Walmart Inc. (NYSE:WMT) laid out ambitious plans Thursday to grow annual revenue by 4% for years to come with billions of dollars allocated to expanding its e-commerce capabilities. However, Wall Street chose to focus on lighter-than-expected fiscal 2021 fourth-quarter results as well as uninspiring FY 2022 guidance, sending shares down sharply in early trading.
The Bentonville, Arkansas-based company reported record quarterly revenue of $152.1 billion, a 7.3% increase from fiscal 2020 fourth-quarter levels. U.S. sales, excluding revenue from fuel transactions, rose 8.6% to $99.6 billion. U.S. e-commerce sales jumped 69% in the FY 2021 quarter due to seasonal holiday activity and continued online ordering by consumers coping with a resurgent COVID-19 pandemic in the period. The company did not break out e-commerce sales in dollar amounts.
Systemwide adjusted operating income came in at $6.6 billion, slightly higher than the $6.5 billion in adjusted operating income reported in the FY 2020 quarter. Adjusted earnings per share was reported at $1.39, which excluded a $2.66 per-share loss on the sales of Walmart’s business in the U.K. and Japan. Walmart formally exited the U.K. this month and said it plans to exit the Japanese market by the end of April. The losses were partially offset by investment gains in Chinese retailer JD.com (NYSE:JD).
The quarterly EPS numbers were well below the $1.51 per share analysts polled on multiple financial platforms. What’s more, the company’s somewhat limited FY 2022 guidance didn’t thrill investors. Systemside net sales are expected to decline on a constant currency basis, with U.S. sales expected to rise by low single-digit levels. Earnings per share and operating income, both excluding the impact of divestitures, will be flat to up slightly, Walmart forecast. Capital expenditures will be around $14 billion, with supply chain initiatives at the forefront, Walmart said.
As of midday trading Thursday, Walmart shares were down $7.75 a share, a decline of about 5.25%.

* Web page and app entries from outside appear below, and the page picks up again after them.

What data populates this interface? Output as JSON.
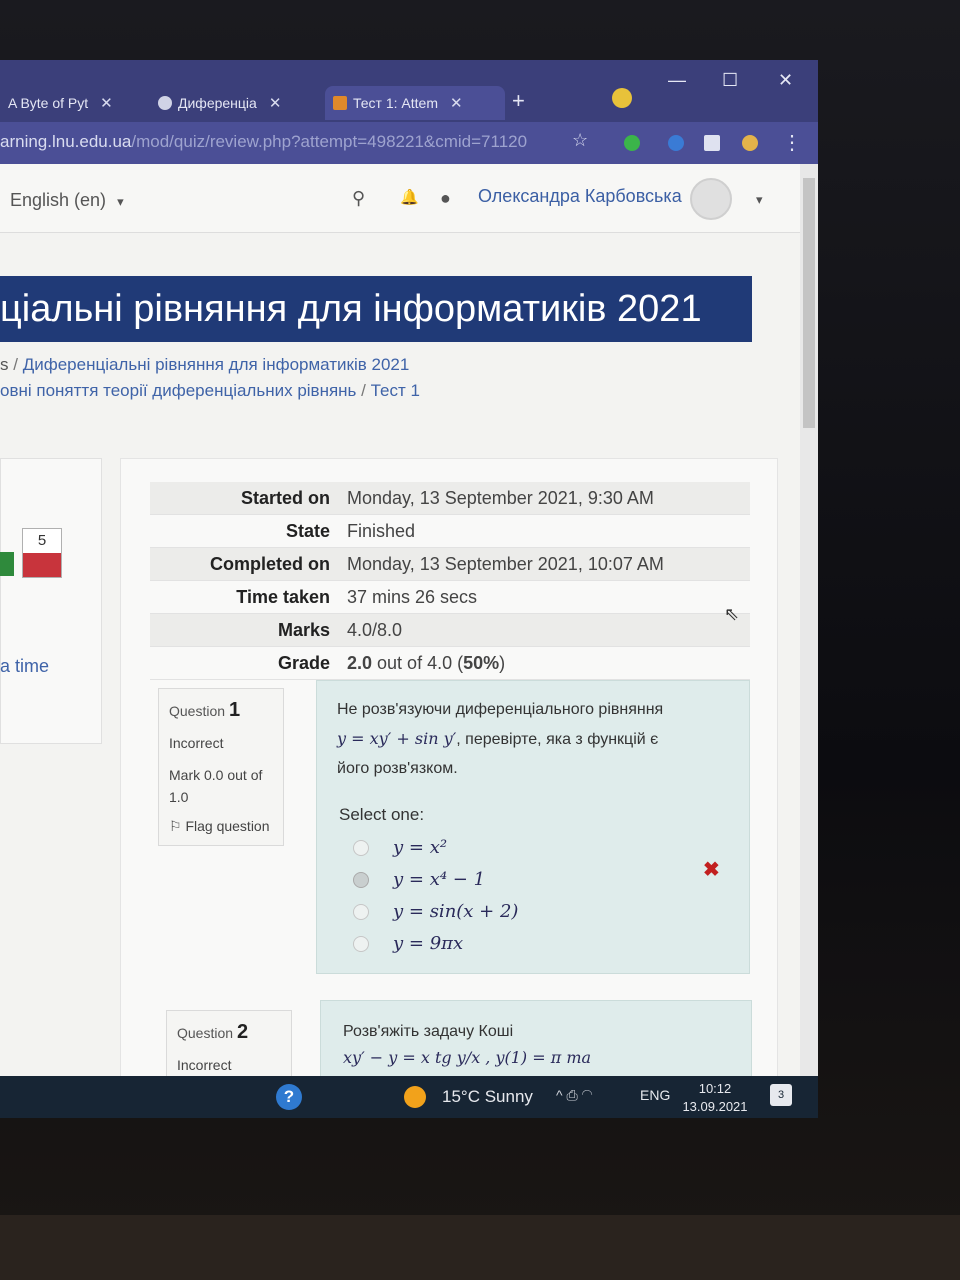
{
  "browser": {
    "tabs": [
      {
        "label": "A Byte of Pyt",
        "close": "✕"
      },
      {
        "label": "Диференціа",
        "close": "✕"
      },
      {
        "label": "Тест 1: Attem",
        "close": "✕"
      }
    ],
    "new_tab": "+",
    "window_controls": {
      "minimize": "—",
      "maximize": "☐",
      "close": "✕"
    },
    "url_host": "arning.lnu.edu.ua",
    "url_path": "/mod/quiz/review.php?attempt=498221&cmid=71120",
    "bookmark_star": "☆",
    "menu_dots": "⋮"
  },
  "navbar": {
    "language": "English (en)",
    "language_caret": "▾",
    "search_icon": "⚲",
    "bell_icon": "🔔",
    "chat_icon": "●",
    "user_name": "Олександра Карбовська",
    "user_caret": "▾"
  },
  "course": {
    "title": "ціальні рівняння для інформатиків 2021",
    "breadcrumb_line1_prefix": "s",
    "breadcrumb_sep": "/",
    "breadcrumb_course": "Диференціальні рівняння для інформатиків 2021",
    "breadcrumb_line2_section": "овні поняття теорії диференціальних рівнянь",
    "breadcrumb_quiz": "Тест 1"
  },
  "quiz_nav": {
    "question_number": "5",
    "link": "a time"
  },
  "summary": {
    "rows": [
      {
        "label": "Started on",
        "value": "Monday, 13 September 2021, 9:30 AM"
      },
      {
        "label": "State",
        "value": "Finished"
      },
      {
        "label": "Completed on",
        "value": "Monday, 13 September 2021, 10:07 AM"
      },
      {
        "label": "Time taken",
        "value": "37 mins 26 secs"
      },
      {
        "label": "Marks",
        "value": "4.0/8.0"
      }
    ],
    "grade_label": "Grade",
    "grade_value": "2.0",
    "grade_rest": " out of 4.0 (",
    "grade_percent": "50%",
    "grade_close": ")"
  },
  "question1": {
    "label": "Question",
    "number": "1",
    "status": "Incorrect",
    "mark": "Mark 0.0 out of 1.0",
    "flag": "Flag question",
    "text_line1": "Не розв'язуючи диференціального рівняння",
    "equation": "y = xy′ + sin y′",
    "text_line2": ", перевірте, яка з функцій є",
    "text_line3": "його розв'язком.",
    "select_label": "Select one:",
    "options": [
      "y = x²",
      "y = x⁴ − 1",
      "y = sin(x + 2)",
      "y = 9πx"
    ],
    "wrong_mark": "✖"
  },
  "question2": {
    "label": "Question",
    "number": "2",
    "status": "Incorrect",
    "text_line1": "Розв'яжіть задачу Коші",
    "text_line2": "xy′ − y = x tg y/x ,  y(1) = π та"
  },
  "taskbar": {
    "help": "?",
    "weather": "15°C  Sunny",
    "tray": "^ ⎙ ◠",
    "language": "ENG",
    "time": "10:12",
    "date": "13.09.2021",
    "notifications": "3"
  }
}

Company executives said they plan to effectively remake the 58-year-old company to succeed in a digital retail world that they acknowledge coming late to. The investments today are designed to bear fruit over the next few years, “not the next 12 months,” Doug McMillon, Walmart’s president and CEO, said on the analysts call, which was conducted virtually.
Executives also pointed out that a 4% annualized revenue increase from FY 2021 sales of $559 billion would in itself be equal to the size of many Fortune 100 companies.
Walmart said it hopes to generate $100 billion a year in e-commerce revenue in the next few years and to double that number in the years after that. To do that, the company will dramatically increase its delivery and fulfillment infrastructure, McMillon said. For example, Walmart plans to open 100 market fulfillment centers that will either be located inside a store or built adjacent to one of its stores. The latter approach has been adopted by Walmart’s archrival Target Corp. (NYSE:TGT).
Late last year, Walmart said it would create pop-up e-commerce distribution centers located inside 42 of its regional distribution centers, which generally support Walmart stores with pallet-sized shipments.
Walmart’s U.S. physical store and distribution center footprint totals 926 million square feet, according to data from MWPVL International, a supply chain consultancy that tracks retailers’ supply chain strategies. That is about 1.4 times larger than the square footage of all of Manhattan, MWPVL said. Walmart operates 5,343 stores in the U.S., according to company data. Between 2,500 and 3,000 U.S. stores currently fulfill online orders.
In the U.S., Walmart makes 1.5 million deliveries per week from its stores, said John Furner, the U.S. unit’s president and CEO. The ultimate objective is to deliver any item that’s available to be sold in Walmart’s stores within hours, Furner said. Walmart considers its massive store network to be its ace-in-the-hole in the high-stakes e-commerce fulfillment segment. As of November 2020, Walmart held a 7.7% share of U.S. e-commerce sales, according to Statista, a research firm. By contrast, Amazon was expecting to end the year with a 47% share, a level that will rise to 50% in 2021, based on Statista data.
Brittain Ladd, an e-commerce consultant, said Walmart needs to clarify how big it wants its e-commerce business, especially relative to market leader Amazon.com Inc., (NASDAQ:AMZN) and then determine how much last-mile capacity is needed to hit that goal. “Copying Amazon will do nothing for Walmart,” Ladd said in an e-mail.
Ladd said that Walmart should reconsider an earlier decision not to allow its associates to make e-commerce deliveries. That way the company could expand delivery capacity without going outside its system. On a much larger front, Ladd said Walmart should consider an acquisition of Canadian juggernaut Shopify (NYSE:SHOP), which specializes in designing online stores for merchants, or even acquiring FedEx Corp. (NYSE:FDX).